Bone Necro Showcase.jpg

Your offhand is a bit more difficult. Like wands, you cannot gamble them, unlike wands, you can’t buy them. So you’re left with the luck of the drop. Rares and magics are obviously always a good find, but don’t overlook even non-magic heads that drop, and above all, pick up every grey you find. You’re ideally looking for 2 sockets to make either ShaelEth for resistances or EthLum for +skills, but obviously, you want the shrunken head to first have skill bonuses you want, otherwise don’t bother. If you find a good one with the wrong number of sockets (1 or 3) you can still make some use of it by putting in a Perfect Diamond or an Um rune (NOT RECOMMENDED!), or making Ancient’s Pledge (RalOrtTal). Though you won’t get the magic find and cannot be frozen from ShaelEth, you do get better resistances. Speaking of resistances, the achievable goal you are aiming for on your chest piece is either a rare piece of armor with good resistances and perhaps some life, or, if you can find or make yourself farm the runes, you can make Smoke (NefLum) to give you a major resistance boost. Remember, projectiles that pierce through Bone Walls and Prisons will often head straight at you, and you may not be able to dodge if you’re locked in place among your bone architecture. That can mean death with low resistances, and Bone Armor won’t help you against elemental damage. If you get lucky, you can equip a unique such as Que-Hegan’s Wisdom, provided your resistances are solid enough, or you can have Larzuk socket it so you can put in one of the resistance runes. Skin of the Vipermagi is also a solid find and is even better if socketed by Larzuk. If you’re really lucky or you farm the runes on Countess etc., you can even make the Bone runeword (SolUmUm) in your chest for solid resists, +2 all skills and a robust mana boost. For this reason, I would advise against using up your Um runes for resistance boosts in your other gear, because Bone is just way too good to pass up.

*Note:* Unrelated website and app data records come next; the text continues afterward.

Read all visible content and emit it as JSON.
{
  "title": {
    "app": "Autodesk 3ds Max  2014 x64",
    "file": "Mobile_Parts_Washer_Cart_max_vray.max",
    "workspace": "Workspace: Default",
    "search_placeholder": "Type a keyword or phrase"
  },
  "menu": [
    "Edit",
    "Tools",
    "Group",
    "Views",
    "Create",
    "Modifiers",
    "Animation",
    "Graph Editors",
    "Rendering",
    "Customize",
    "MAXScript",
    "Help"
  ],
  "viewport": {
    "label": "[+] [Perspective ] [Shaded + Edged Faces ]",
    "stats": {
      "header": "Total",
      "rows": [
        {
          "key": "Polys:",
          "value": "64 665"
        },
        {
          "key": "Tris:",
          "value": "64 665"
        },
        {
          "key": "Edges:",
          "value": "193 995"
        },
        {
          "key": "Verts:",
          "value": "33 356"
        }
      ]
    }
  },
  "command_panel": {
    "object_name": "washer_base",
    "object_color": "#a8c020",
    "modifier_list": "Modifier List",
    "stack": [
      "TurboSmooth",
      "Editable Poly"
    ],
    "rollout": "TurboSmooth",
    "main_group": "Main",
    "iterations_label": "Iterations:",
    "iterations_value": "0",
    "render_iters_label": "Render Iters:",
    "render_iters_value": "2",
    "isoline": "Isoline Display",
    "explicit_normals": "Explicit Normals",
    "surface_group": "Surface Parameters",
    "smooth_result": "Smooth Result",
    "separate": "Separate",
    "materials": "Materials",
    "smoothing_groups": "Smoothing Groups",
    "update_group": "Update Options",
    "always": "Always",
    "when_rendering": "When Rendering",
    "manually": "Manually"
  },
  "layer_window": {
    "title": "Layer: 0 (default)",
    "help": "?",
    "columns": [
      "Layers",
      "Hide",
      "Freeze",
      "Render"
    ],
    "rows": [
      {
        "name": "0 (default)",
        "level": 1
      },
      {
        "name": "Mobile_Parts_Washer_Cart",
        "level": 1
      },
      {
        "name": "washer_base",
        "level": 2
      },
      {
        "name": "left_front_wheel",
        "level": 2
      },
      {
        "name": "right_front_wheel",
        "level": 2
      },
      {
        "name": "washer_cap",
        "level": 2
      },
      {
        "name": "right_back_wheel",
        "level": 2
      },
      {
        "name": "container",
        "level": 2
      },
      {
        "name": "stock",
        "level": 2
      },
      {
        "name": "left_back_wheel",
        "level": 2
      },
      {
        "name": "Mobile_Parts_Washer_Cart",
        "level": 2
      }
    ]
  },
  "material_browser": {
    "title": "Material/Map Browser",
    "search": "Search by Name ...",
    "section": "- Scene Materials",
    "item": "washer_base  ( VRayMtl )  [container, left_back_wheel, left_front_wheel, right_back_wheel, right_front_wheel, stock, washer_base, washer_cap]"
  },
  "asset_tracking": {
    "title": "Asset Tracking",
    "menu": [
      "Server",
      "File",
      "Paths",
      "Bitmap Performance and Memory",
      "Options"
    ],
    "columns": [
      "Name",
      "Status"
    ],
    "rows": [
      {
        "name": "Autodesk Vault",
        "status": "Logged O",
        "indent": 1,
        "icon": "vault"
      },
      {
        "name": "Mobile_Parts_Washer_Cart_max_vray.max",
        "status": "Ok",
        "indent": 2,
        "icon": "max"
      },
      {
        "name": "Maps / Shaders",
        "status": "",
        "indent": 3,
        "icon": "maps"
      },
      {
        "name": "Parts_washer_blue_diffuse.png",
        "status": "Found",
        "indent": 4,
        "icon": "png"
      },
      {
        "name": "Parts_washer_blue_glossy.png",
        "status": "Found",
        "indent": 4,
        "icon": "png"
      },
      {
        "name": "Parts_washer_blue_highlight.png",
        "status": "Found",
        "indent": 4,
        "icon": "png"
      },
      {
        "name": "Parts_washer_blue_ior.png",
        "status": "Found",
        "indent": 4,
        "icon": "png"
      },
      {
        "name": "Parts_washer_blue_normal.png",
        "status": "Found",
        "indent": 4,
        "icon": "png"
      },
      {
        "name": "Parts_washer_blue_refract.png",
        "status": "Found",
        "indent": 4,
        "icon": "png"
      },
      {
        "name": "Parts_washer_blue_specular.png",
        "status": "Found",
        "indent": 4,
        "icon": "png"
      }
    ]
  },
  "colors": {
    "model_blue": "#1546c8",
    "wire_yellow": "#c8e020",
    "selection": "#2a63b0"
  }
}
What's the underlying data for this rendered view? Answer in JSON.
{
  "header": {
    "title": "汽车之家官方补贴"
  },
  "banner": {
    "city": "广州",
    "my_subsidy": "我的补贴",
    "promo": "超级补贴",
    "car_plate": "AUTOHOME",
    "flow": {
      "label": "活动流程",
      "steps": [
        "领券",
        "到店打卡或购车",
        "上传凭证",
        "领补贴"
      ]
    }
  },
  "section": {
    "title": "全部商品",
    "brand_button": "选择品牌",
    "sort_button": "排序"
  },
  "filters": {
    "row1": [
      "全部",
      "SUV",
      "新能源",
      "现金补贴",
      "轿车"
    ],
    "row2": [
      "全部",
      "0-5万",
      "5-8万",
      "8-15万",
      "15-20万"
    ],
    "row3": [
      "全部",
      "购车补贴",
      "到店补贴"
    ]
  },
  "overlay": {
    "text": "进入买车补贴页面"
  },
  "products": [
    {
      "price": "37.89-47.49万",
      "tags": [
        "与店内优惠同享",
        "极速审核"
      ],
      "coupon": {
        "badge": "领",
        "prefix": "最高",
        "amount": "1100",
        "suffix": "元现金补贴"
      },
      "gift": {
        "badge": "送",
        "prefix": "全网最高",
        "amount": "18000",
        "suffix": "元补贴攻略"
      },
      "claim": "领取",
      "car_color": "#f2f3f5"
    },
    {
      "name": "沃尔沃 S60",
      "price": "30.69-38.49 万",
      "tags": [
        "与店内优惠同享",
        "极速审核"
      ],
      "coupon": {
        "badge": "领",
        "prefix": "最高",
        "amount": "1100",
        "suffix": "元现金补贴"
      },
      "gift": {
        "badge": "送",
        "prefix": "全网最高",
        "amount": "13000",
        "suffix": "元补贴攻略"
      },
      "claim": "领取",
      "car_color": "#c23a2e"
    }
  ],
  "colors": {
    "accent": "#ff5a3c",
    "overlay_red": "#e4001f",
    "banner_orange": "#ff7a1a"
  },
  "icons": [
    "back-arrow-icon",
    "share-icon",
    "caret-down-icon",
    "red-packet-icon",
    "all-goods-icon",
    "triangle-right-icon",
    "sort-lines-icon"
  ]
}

The rest of your gear is unlikely to contribute to your skills, outside of a lucky ring find such as Bul-Kathos’ Wedding Band, so here is where you should try to smooth out your resistances and life. Once your head and neck piece is set, you should start spending your gold on gambling to replace any of your weaker pieces of gear, such as belts or boots, with resists, life, mana, etc. since it is pointless having all these beautiful +3 Poison and Bone amulets and circlets if you die the moment any elemental damage flies your way. It is worth noting though, that once you commit to gambling your gear, it will be harder for you to afford buying any good wands you might find on vendors, so you have to choose your priorities. The one place among these remaining slots that I think I should highlight is gloves. You can get really lucky with drops or targeted gambling here (it’s pretty unlikely with gambling to be honest), since Trang-Oul’s Claws are not really that rare and would improve your character massively through their 25 % poison damage increase and +2 to curses. Obviously there isn’t much you can do to get them specifically, all you can do is hope for the best, maybe carry some magic find around if you can. And, it goes without saying, cover your resistances and life with charms. __________________________________________________________________________________________________________________________________________________________________________________________

Well, folks, that's all for this one. Hope you enjoy playing it;-)